that best represent your business.
Never ask reviewers
to return products
once they’ve been reviewed.
And offer a second sample
to be used as a promotional giveaway
to the blogger’s readers.”

Be generous with bloggers.

By k | June 12, 2014 - 6:00 am - Posted in Marketing

I received some emails
re: wishing my Facebook friends
happy birthdays.
Doesn’t that take a lot of work?
Who has the time?
Etc.

Of course, if you have an email list,
you can automate the birthday wish process.
Use the customer’s first name.
Consider making the message look
more like an email from a friend,
than a spamtastic email from a giant corporation.

With my Facebook readers,
I don’t automate anything.
I contact them one at a time.

Why?

Because this is how
romance readerships are built,
the one-to-one contact.
It is a very high touch business.
In print days,
this was accomplished at conferences
and at book signings.
Today, we do this online.

Is it worth it?
I think so.
You have to make your own decision
based on your customers
and your vision of your business.

But one thing to remember is…
your customers are dealing with
a smaller business for a reason.

If you treat them the way
they expect a small business to treat them,
they’ll be happier customers.

By k | June 11, 2014 - 6:00 am - Posted in Marketing

One of the things
I admire about Angelina Jolie
is
she goes all in,
balls to the wall.

She plays a wicked fairy in Maleficent?
She goes to almost every premiere
on the planet,
dressed in black gowns
that wicked fairy might wear.
She brings the family,
proving it is a family film,
talks to the fans,
works the media.

She doesn’t bellyache about
how she’s more than her character,
that her acting should speak for itself,
or any of that other bullsh*t.

She promotes the d*mn product.

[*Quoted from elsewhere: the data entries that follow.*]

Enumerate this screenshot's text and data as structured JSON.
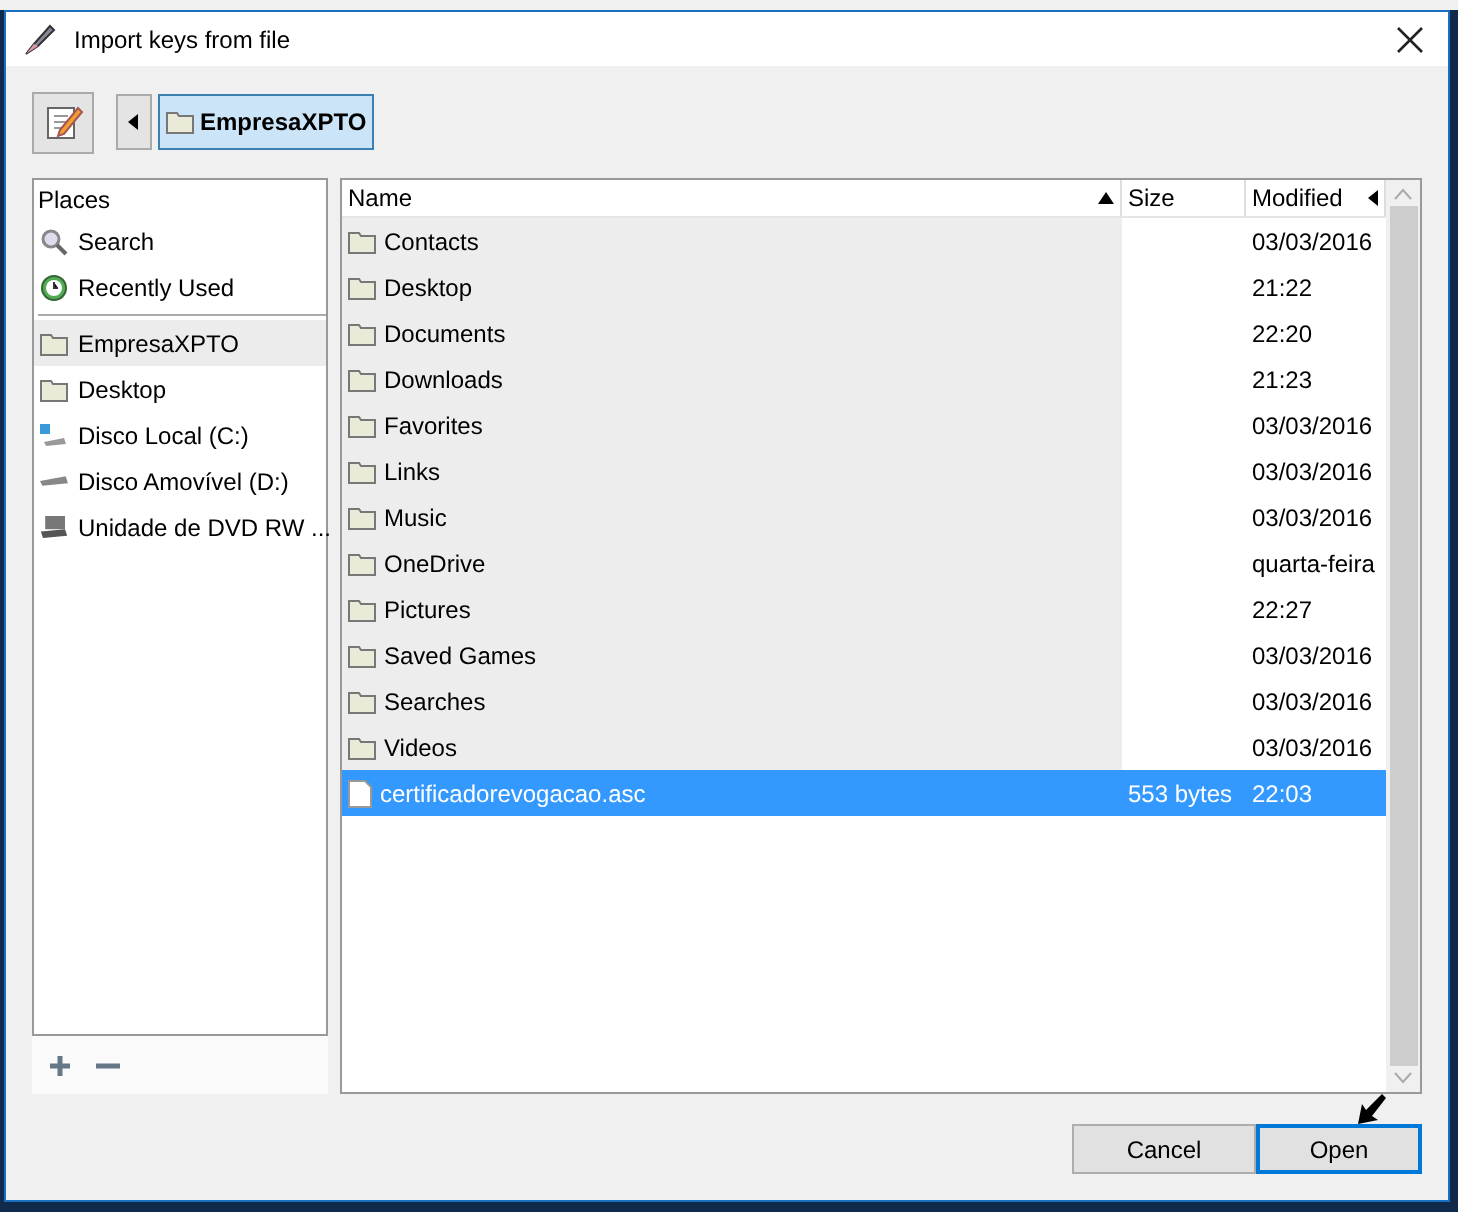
{
  "window": {
    "title": "Import keys from file"
  },
  "path_bar": {
    "folders": [
      {
        "label": "EmpresaXPTO",
        "selected": true
      }
    ]
  },
  "places": {
    "header": "Places",
    "items": [
      {
        "label": "Search",
        "kind": "search",
        "selected": false
      },
      {
        "label": "Recently Used",
        "kind": "recent",
        "selected": false
      },
      {
        "label": "EmpresaXPTO",
        "kind": "folder",
        "selected": true
      },
      {
        "label": "Desktop",
        "kind": "folder",
        "selected": false
      },
      {
        "label": "Disco Local (C:)",
        "kind": "drive",
        "selected": false
      },
      {
        "label": "Disco Amovível (D:)",
        "kind": "removable",
        "selected": false
      },
      {
        "label": "Unidade de DVD RW ...",
        "kind": "dvd",
        "selected": false
      }
    ]
  },
  "files": {
    "columns": [
      {
        "label": "Name",
        "sorted": true
      },
      {
        "label": "Size",
        "sorted": false
      },
      {
        "label": "Modified",
        "sorted": false
      }
    ],
    "rows": [
      {
        "kind": "folder",
        "name": "Contacts",
        "size": "",
        "modified": "03/03/2016",
        "selected": false
      },
      {
        "kind": "folder",
        "name": "Desktop",
        "size": "",
        "modified": "21:22",
        "selected": false
      },
      {
        "kind": "folder",
        "name": "Documents",
        "size": "",
        "modified": "22:20",
        "selected": false
      },
      {
        "kind": "folder",
        "name": "Downloads",
        "size": "",
        "modified": "21:23",
        "selected": false
      },
      {
        "kind": "folder",
        "name": "Favorites",
        "size": "",
        "modified": "03/03/2016",
        "selected": false
      },
      {
        "kind": "folder",
        "name": "Links",
        "size": "",
        "modified": "03/03/2016",
        "selected": false
      },
      {
        "kind": "folder",
        "name": "Music",
        "size": "",
        "modified": "03/03/2016",
        "selected": false
      },
      {
        "kind": "folder",
        "name": "OneDrive",
        "size": "",
        "modified": "quarta-feira",
        "selected": false
      },
      {
        "kind": "folder",
        "name": "Pictures",
        "size": "",
        "modified": "22:27",
        "selected": false
      },
      {
        "kind": "folder",
        "name": "Saved Games",
        "size": "",
        "modified": "03/03/2016",
        "selected": false
      },
      {
        "kind": "folder",
        "name": "Searches",
        "size": "",
        "modified": "03/03/2016",
        "selected": false
      },
      {
        "kind": "folder",
        "name": "Videos",
        "size": "",
        "modified": "03/03/2016",
        "selected": false
      },
      {
        "kind": "file",
        "name": "certificadorevogacao.asc",
        "size": "553 bytes",
        "modified": "22:03",
        "selected": true
      }
    ]
  },
  "buttons": [
    {
      "label": "Cancel",
      "selected": false
    },
    {
      "label": "Open",
      "selected": true
    }
  ]
}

I’ve received many promotional opportunities
because I don’t mind sacrificing my pride
to promote my products
(my books).
This attitude is surprisingly rare
in Hollywood,
in Romanceland,
and likely in your business also.

Promote like Angelina Jolie.
Put your product first.
And have some fun with it.